Leaders have sought constitutional changes to let them run for additional terms, a process that sets the stage for re-election campaigns that serve as a national referendum on such change. In seeking the right to serve a third term, Nicaragua's President, Daniel Ortega, has taken a different approach, one that threatens democratic governance there.
Acting on a request by Mr. Ortega and a group of municipal mayors loyal to him, a panel of the Nicaraguan Supreme Court struck down a constitutional provision prohibiting a sitting president and sitting mayors from running again for those respective offices, thereby clearing the way for Mr. Ortega to run for a third term in 2012. By taking the matter to a court consisting solely of magistrates from his own party, Mr. Ortega avoided having to seek to change the constitution through passing an amendment in the National Assembly, where he does not have a majority. He also avoided a public referendum on the issue.
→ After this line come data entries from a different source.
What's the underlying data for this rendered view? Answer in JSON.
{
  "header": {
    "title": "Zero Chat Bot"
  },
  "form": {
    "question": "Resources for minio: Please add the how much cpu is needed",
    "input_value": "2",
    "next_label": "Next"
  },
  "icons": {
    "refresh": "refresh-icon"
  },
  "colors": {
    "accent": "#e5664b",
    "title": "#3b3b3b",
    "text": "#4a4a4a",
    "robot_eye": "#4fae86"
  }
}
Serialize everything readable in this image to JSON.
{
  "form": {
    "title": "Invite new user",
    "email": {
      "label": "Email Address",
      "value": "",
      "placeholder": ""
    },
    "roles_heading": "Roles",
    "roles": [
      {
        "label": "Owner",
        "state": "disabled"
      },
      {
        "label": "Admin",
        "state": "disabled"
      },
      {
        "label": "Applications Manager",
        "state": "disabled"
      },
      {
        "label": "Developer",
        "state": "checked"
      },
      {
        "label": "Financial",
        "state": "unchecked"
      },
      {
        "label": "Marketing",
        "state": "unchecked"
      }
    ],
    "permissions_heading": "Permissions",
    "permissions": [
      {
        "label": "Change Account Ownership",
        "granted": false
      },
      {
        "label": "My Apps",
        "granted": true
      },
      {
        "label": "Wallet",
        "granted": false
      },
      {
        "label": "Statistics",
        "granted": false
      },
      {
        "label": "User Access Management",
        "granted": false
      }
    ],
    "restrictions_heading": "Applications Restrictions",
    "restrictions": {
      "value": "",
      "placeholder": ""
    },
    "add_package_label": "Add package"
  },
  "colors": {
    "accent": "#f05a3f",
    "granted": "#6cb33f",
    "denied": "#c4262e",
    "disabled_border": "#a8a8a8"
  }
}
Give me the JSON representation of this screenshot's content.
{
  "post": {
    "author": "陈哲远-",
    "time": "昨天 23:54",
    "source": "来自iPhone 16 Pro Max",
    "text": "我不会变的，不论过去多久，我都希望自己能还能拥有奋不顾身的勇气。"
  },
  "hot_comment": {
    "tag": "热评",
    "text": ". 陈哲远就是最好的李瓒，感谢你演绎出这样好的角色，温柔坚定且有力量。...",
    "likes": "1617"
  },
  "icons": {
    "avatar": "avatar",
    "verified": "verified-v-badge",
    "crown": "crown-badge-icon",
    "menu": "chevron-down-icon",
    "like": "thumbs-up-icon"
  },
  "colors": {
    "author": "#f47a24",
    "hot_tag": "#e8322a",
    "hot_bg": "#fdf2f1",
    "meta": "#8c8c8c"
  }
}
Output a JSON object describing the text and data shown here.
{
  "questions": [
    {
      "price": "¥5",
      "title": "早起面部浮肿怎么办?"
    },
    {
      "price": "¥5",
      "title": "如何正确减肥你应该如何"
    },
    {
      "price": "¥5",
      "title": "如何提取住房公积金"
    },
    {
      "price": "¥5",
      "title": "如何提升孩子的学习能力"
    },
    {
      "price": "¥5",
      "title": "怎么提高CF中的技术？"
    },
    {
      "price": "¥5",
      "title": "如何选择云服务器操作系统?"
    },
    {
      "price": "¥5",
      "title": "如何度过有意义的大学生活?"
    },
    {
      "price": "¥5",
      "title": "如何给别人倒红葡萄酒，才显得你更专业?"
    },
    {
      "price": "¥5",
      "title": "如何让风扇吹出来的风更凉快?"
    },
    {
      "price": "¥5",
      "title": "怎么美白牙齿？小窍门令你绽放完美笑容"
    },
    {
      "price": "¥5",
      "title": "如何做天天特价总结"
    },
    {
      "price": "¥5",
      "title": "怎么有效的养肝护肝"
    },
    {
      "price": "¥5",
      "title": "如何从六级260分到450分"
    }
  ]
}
Under the constitution, only the National Assembly can change the constitution. It doesn't give the Supreme Court the authority to rule on the legality of constitutional provisions.
The United States is very concerned about the manner in which the Constitutional Chamber of the Nicaraguan Supreme Court reached its decision. It shares the feeling of many Nicaraguans that the situation is part of a larger pattern of questionable and irregular government actions that threaten to undermine the foundations of their nation's democracy. Through legal maneuvering, the court's ruling appears to block an open and transparent dialogue by the Nicaraguan people to decide on the possibility of the re-election of not only the president, but many other government offices in that country.
Attempts to short circuit constitutional authority, regardless of ideology or country, threaten democratic governance and are of concern to all members of the Organization of American States.